*EXERCISE DETAILS*:
The answer must consist of every line in the records below that contains the string "pink".

** EXTRACTED DATA follows **

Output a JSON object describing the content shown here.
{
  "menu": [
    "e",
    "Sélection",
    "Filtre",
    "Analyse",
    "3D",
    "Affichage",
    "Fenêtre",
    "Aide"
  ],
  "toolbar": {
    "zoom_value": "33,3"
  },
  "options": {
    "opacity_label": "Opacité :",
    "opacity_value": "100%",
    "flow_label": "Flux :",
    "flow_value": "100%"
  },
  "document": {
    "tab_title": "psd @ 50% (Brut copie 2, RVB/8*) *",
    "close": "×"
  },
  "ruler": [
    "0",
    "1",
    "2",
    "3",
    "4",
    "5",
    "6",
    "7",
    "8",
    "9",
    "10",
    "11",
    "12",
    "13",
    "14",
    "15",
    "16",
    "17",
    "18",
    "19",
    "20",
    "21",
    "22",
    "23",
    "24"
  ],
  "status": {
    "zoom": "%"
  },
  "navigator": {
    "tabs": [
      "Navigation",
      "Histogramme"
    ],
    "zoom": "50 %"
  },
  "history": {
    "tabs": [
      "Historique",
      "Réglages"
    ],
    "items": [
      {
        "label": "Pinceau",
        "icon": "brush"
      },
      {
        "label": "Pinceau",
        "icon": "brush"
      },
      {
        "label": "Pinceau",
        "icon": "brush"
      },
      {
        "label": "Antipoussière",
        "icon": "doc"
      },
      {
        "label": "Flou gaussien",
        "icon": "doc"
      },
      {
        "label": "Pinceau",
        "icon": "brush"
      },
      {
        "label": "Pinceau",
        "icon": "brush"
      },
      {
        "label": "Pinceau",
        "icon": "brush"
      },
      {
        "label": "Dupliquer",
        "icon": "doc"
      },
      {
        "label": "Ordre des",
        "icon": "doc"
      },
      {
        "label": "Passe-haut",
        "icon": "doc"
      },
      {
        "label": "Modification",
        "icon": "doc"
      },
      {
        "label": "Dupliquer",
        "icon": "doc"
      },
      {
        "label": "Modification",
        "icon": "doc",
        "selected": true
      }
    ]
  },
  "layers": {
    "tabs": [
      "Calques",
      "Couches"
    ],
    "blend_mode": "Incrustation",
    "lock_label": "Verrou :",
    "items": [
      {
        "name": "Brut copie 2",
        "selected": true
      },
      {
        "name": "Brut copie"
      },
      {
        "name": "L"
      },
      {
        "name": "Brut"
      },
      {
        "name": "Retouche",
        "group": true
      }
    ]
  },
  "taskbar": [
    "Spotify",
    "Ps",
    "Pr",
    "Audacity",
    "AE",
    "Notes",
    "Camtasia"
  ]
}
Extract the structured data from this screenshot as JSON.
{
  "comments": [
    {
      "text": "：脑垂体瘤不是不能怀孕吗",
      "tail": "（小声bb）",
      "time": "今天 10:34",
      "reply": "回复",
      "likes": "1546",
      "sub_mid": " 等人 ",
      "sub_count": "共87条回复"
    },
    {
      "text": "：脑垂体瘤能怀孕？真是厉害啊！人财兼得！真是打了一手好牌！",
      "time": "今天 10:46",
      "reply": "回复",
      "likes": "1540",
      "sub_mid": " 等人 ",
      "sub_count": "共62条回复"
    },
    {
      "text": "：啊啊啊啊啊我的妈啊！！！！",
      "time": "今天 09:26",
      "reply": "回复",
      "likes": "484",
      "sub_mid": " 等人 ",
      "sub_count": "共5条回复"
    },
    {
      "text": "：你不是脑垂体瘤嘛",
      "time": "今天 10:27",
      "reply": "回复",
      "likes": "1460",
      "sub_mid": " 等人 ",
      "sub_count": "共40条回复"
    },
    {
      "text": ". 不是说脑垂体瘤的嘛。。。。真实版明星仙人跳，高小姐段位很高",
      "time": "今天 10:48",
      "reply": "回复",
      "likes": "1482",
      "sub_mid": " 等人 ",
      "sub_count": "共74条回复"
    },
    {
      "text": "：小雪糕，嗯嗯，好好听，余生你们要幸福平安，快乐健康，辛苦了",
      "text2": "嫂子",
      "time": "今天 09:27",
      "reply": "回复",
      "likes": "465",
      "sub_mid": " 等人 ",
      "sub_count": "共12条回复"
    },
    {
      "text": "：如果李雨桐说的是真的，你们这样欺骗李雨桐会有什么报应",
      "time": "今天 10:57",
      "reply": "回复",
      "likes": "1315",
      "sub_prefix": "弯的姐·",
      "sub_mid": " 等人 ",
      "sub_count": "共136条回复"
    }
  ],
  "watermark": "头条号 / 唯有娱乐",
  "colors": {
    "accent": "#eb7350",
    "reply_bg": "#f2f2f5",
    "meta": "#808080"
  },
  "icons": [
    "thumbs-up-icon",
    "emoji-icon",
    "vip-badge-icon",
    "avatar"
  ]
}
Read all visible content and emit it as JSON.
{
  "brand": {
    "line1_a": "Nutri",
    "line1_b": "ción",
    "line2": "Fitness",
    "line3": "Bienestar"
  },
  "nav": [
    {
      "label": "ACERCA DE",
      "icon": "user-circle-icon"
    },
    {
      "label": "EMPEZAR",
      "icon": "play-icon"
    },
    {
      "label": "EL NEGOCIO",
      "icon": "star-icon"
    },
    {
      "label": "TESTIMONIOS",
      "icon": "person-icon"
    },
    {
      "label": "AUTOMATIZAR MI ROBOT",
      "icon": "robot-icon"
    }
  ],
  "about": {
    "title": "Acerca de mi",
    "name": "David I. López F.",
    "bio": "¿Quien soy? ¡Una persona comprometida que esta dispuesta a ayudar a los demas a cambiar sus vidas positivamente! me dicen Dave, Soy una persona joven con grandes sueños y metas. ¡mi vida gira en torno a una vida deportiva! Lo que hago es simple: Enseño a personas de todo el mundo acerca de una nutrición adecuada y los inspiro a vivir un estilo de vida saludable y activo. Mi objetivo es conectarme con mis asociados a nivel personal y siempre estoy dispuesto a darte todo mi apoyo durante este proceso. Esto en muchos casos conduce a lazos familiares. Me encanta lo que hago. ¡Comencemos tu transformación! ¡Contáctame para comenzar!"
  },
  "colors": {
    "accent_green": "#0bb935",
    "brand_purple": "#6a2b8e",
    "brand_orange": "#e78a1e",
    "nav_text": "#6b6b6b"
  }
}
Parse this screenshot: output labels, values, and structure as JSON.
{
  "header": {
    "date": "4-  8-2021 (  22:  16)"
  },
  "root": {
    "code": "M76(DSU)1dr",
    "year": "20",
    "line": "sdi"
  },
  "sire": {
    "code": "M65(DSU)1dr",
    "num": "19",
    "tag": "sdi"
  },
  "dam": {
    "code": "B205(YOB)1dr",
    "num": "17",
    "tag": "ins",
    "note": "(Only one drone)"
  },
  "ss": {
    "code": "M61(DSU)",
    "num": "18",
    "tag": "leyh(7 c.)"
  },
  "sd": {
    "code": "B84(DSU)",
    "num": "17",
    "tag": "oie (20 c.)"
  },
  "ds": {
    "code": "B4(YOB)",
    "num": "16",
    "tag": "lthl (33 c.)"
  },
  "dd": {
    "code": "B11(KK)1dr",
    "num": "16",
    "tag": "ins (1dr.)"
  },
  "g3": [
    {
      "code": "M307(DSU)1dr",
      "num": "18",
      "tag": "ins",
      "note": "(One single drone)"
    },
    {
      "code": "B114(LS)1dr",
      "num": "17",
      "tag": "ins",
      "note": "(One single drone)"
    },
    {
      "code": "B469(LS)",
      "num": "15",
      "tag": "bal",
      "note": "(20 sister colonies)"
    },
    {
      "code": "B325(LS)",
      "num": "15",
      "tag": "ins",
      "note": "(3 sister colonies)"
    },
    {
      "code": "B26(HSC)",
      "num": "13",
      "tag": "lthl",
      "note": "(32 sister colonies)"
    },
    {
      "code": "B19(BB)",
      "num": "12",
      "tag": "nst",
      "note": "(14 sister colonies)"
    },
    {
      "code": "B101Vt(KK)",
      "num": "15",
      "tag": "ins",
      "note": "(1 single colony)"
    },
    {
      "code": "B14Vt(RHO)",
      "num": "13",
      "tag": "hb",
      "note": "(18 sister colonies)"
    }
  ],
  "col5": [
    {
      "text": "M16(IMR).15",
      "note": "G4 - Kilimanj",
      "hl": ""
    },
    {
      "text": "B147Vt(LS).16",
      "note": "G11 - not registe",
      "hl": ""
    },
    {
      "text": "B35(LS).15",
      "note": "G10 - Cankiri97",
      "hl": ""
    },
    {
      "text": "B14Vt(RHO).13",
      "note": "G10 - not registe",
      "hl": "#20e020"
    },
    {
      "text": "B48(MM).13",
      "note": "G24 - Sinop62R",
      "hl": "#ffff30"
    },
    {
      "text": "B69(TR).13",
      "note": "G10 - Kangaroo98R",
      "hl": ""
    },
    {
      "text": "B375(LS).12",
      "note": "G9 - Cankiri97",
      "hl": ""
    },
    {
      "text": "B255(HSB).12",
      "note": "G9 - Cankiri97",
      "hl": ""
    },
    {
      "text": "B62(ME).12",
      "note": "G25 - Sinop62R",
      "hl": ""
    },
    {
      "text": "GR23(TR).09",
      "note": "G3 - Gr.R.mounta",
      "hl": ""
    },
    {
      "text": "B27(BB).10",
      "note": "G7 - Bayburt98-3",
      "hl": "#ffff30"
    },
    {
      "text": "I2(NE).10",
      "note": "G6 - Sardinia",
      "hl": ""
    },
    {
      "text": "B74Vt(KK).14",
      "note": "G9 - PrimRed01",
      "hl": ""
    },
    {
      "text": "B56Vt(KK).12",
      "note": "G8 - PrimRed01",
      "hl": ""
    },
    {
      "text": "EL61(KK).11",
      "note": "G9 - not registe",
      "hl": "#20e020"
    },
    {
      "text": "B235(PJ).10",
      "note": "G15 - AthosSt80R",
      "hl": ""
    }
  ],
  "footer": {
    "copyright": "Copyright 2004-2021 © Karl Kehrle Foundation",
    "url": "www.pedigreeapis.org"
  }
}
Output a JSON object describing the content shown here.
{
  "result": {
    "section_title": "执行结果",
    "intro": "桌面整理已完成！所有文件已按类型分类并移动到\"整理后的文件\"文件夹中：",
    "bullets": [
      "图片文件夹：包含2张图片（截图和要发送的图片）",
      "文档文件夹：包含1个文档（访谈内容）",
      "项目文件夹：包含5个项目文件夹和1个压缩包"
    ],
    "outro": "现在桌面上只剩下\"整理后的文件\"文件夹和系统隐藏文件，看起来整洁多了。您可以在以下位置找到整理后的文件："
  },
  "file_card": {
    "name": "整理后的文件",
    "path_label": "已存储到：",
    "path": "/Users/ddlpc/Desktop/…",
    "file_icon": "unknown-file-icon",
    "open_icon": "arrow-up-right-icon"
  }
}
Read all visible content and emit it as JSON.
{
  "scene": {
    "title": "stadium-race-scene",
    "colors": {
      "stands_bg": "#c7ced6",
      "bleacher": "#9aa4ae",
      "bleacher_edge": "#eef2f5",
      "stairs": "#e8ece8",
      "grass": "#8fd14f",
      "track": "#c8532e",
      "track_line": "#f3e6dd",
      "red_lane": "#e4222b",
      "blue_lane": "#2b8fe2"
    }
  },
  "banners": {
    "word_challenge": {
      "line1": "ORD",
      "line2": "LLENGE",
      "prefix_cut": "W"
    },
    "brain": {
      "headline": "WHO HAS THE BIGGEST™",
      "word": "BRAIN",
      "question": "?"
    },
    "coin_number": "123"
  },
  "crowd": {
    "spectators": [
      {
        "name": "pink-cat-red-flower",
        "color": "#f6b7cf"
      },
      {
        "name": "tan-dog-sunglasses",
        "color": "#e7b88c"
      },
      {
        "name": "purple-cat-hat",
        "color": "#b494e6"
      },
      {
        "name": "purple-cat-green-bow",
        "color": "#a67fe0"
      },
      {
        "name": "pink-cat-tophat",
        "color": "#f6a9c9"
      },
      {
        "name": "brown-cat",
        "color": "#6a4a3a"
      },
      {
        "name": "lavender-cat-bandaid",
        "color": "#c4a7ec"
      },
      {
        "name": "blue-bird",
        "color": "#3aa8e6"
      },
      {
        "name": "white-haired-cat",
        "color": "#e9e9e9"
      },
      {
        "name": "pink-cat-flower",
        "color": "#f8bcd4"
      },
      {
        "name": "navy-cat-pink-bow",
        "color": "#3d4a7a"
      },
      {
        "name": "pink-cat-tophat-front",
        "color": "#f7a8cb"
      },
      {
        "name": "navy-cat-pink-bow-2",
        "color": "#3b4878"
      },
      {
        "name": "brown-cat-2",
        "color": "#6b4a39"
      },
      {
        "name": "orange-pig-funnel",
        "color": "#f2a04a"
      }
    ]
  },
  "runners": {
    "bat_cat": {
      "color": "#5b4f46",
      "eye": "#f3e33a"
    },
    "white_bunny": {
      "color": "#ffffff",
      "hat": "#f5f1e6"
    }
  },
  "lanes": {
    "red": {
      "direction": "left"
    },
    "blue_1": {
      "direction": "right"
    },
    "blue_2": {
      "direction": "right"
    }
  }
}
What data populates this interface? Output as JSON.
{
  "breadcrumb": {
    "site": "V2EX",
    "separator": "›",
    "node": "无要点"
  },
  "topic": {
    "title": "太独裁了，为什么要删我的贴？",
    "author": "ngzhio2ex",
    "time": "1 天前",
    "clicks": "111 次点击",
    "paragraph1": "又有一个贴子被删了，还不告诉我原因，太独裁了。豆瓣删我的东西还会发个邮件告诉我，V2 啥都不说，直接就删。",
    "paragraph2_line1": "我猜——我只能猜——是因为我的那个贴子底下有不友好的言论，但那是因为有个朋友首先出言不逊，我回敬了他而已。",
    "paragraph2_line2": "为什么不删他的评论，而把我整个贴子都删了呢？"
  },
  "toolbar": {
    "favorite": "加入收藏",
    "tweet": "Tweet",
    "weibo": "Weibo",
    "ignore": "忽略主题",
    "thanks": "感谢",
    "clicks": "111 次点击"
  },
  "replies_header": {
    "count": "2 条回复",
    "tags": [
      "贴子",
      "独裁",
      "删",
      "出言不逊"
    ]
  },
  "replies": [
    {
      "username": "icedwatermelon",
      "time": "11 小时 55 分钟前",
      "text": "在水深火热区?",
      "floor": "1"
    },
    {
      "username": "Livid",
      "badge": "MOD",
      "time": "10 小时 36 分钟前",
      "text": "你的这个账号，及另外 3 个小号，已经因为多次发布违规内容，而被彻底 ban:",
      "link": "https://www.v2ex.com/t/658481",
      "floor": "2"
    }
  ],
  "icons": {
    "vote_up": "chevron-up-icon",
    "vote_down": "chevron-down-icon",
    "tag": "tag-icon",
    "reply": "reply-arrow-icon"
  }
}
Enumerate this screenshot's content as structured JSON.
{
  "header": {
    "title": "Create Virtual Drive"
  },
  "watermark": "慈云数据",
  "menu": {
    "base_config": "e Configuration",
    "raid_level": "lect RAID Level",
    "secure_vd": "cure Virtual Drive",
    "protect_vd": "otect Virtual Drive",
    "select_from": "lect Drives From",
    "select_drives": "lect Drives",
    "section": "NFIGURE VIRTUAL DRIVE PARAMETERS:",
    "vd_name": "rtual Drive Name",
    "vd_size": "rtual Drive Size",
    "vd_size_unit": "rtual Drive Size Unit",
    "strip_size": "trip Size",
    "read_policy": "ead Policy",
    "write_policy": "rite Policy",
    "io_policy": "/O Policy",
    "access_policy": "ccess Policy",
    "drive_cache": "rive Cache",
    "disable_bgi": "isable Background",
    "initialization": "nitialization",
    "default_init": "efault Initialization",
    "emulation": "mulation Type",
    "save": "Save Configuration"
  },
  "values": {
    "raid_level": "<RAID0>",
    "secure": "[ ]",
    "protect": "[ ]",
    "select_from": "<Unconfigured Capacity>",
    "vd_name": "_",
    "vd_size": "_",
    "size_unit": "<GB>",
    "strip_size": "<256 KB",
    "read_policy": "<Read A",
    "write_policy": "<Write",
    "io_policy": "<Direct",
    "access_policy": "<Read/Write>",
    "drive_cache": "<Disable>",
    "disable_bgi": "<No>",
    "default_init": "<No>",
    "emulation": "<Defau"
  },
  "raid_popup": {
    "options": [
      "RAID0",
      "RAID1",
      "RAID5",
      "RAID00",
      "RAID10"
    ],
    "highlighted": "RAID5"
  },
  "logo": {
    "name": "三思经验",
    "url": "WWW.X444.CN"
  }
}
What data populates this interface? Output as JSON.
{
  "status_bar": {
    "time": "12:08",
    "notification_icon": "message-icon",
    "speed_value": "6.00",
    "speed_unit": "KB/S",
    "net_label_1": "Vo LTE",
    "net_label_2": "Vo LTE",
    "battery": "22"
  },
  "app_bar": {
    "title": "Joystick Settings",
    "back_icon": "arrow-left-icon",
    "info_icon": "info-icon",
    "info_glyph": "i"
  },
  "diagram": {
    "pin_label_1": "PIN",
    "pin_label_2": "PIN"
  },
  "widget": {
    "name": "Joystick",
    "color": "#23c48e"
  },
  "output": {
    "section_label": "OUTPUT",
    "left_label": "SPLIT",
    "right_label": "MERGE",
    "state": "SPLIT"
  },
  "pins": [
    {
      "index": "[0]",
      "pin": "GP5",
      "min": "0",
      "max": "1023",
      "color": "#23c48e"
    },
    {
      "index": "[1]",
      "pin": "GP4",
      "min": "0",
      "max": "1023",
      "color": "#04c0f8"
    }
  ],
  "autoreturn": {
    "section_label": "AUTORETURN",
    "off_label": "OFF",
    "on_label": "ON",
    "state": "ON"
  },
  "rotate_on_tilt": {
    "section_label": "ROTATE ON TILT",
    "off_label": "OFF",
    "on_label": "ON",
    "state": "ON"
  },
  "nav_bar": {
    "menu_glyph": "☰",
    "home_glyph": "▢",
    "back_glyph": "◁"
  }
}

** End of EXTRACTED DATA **

*FINAL ANSWER*:
        "name": "pink-cat-red-flower",
        "name": "pink-cat-tophat",
        "name": "pink-cat-flower",
        "name": "navy-cat-pink-bow",
        "name": "pink-cat-tophat-front",
        "name": "navy-cat-pink-bow-2",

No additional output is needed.